In all governments, there is a perpetual intestine° struggle, open or secret, between Authority and Liberty; and neither of them can ever absolutely prevail in the contest. A great sacrifice of liberty must necessarily be made in every government; yet even the authority, which confines liberty, can never, and perhaps ought never, in any constitution, to become quite entire and uncontroulable. The sultan is master of the life and fortune of any individual; but will not be permitted to impose new taxes on his subjects: a French monarch can impose taxes at pleasure; but would find it dangerous to attempt the lives and fortunes of individuals. Religion also, in most countries, is commonly found to be a very intractable principle; and other principles or prejudices frequently resist all the authority of the civil magistrate; whose power, being founded on opinion, can never subvert other opinions, equally rooted with that of his title to dominion. The government, which, in common appellation, receives the appellation of free, is that which admits of a partition of power among several members, whose united authority is no less, or is commonly greater than that of any monarch; but who, in the usual course of administration, must act by general and equal laws, that are previously known to all the members and to all their subjects. In this sense, it must be owned,° that liberty is the perfection of civil society; but still authority must be acknowledged essential to its very existence: and in those contests, which so often take place between the one and the other, the latter may, on that account, challenge the preference.
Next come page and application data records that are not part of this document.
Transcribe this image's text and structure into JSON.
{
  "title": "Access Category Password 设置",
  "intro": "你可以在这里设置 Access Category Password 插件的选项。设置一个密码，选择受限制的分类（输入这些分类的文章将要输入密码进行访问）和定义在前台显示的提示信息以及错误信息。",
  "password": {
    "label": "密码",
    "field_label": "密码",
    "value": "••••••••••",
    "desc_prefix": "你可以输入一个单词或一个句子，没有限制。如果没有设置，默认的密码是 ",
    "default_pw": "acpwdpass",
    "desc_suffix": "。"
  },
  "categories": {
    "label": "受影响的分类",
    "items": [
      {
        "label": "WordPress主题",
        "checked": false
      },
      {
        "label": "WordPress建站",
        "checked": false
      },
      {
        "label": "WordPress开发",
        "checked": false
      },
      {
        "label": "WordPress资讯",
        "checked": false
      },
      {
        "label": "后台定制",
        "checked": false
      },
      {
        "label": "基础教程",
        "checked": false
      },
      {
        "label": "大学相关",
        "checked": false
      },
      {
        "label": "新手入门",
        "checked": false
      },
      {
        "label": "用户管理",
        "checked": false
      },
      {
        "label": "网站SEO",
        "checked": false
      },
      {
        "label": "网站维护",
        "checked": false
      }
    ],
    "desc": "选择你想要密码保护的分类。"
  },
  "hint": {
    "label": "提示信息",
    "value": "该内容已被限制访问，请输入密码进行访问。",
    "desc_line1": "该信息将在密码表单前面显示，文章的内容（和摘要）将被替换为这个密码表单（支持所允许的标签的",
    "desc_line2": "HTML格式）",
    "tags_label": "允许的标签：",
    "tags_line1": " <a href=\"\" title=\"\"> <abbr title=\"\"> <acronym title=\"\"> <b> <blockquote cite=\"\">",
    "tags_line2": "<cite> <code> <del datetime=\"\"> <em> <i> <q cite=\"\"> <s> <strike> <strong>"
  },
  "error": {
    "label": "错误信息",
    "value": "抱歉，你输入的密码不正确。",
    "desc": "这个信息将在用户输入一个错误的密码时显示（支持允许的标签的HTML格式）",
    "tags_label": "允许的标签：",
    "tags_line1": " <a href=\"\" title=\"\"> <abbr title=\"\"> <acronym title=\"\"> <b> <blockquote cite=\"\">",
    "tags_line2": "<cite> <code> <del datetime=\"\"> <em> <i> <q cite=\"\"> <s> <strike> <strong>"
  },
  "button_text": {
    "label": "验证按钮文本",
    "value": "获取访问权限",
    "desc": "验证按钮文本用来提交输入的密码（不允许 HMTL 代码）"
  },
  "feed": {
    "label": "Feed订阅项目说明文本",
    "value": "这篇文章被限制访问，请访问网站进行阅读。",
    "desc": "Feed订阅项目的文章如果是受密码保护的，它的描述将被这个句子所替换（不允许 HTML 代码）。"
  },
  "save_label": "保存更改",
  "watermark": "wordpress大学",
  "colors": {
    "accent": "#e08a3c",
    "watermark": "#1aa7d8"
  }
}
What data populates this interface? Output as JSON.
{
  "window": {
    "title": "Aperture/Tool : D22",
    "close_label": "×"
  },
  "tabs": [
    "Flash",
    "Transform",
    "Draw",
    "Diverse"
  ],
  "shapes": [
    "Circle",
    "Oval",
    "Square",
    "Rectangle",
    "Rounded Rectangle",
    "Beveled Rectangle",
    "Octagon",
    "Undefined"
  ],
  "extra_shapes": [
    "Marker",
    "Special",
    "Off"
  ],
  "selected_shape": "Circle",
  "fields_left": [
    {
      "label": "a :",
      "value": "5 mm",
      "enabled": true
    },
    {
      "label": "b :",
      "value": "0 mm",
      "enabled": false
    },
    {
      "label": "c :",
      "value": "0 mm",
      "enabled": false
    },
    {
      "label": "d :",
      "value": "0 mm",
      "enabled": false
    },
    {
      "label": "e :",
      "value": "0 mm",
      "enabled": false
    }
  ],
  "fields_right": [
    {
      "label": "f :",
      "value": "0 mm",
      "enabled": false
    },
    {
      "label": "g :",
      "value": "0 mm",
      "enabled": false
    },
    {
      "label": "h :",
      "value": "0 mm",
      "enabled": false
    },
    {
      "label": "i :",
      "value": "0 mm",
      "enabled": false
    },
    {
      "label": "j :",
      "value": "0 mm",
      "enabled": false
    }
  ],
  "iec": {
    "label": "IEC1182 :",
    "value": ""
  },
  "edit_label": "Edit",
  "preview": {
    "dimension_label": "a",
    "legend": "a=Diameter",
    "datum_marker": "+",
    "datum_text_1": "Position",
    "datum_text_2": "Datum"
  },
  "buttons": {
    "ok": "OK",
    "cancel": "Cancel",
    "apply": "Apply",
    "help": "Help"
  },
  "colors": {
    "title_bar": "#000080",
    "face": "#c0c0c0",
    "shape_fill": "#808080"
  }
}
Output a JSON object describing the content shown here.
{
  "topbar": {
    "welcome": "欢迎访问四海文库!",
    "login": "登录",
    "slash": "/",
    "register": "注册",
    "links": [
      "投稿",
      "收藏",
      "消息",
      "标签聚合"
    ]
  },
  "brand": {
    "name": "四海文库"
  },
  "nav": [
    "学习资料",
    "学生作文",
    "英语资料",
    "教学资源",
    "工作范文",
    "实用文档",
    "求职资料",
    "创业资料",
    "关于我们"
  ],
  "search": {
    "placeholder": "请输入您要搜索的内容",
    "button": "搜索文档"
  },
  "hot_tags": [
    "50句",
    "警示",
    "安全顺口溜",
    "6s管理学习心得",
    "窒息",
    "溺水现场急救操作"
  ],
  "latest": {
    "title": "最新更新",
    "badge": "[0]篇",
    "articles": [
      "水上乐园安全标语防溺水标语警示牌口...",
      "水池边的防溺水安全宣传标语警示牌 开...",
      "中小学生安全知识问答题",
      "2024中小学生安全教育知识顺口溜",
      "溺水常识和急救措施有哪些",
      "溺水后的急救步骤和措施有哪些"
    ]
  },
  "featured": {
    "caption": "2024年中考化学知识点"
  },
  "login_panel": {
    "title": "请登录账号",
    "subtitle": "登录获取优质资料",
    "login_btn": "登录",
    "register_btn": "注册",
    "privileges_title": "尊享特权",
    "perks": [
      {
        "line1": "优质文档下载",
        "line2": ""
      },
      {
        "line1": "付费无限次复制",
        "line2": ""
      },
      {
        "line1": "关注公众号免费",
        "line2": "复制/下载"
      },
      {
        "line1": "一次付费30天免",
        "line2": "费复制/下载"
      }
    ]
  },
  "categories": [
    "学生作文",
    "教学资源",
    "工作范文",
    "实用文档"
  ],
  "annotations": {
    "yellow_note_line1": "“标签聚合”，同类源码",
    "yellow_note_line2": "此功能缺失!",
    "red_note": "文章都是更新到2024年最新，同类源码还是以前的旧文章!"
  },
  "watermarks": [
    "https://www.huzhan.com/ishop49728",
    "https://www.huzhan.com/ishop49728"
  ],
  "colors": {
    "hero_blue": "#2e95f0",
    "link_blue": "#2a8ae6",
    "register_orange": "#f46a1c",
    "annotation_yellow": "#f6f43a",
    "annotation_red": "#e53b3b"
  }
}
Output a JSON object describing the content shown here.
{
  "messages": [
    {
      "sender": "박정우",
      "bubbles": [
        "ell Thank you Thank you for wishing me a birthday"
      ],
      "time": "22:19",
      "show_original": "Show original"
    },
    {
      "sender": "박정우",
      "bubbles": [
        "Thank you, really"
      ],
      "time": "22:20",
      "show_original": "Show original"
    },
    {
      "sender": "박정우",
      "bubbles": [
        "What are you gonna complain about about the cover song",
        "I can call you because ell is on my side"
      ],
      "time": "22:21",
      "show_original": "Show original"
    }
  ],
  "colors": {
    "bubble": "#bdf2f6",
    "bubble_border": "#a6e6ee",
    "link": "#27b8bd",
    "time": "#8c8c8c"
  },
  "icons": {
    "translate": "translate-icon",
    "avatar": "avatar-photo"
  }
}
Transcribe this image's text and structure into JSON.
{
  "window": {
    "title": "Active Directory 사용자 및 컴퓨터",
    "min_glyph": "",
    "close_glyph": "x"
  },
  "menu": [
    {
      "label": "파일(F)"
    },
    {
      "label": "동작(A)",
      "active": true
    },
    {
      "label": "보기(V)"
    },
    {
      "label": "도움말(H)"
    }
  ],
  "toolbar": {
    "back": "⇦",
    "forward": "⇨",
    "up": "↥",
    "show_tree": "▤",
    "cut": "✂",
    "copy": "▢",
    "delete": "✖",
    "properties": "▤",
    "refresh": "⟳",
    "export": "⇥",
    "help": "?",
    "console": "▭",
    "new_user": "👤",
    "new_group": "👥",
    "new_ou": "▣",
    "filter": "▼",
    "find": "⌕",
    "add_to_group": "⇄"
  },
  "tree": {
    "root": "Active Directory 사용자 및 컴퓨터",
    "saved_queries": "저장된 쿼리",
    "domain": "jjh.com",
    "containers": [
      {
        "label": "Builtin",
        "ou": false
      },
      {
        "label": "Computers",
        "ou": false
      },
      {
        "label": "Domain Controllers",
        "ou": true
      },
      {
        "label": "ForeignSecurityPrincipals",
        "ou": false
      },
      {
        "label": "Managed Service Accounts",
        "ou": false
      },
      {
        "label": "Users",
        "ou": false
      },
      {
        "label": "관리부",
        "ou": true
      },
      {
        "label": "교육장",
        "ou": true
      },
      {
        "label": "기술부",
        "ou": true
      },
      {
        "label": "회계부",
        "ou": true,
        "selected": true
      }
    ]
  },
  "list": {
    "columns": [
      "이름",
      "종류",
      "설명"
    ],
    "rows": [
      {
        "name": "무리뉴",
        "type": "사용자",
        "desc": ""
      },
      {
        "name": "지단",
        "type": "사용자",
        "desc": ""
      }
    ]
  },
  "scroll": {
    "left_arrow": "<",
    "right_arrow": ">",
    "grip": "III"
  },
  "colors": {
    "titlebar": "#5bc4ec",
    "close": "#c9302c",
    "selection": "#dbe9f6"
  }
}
Unless perhaps one may say (and it may be said with some reason) that a circumstance, which is essential to the existence of civil society, must always support itself, and needs be guarded with less jealousy, than one that contributes only to its perfection, which the indolence of men is so apt to neglect, or their ignorance to overlook.
Last modified April 10, 2014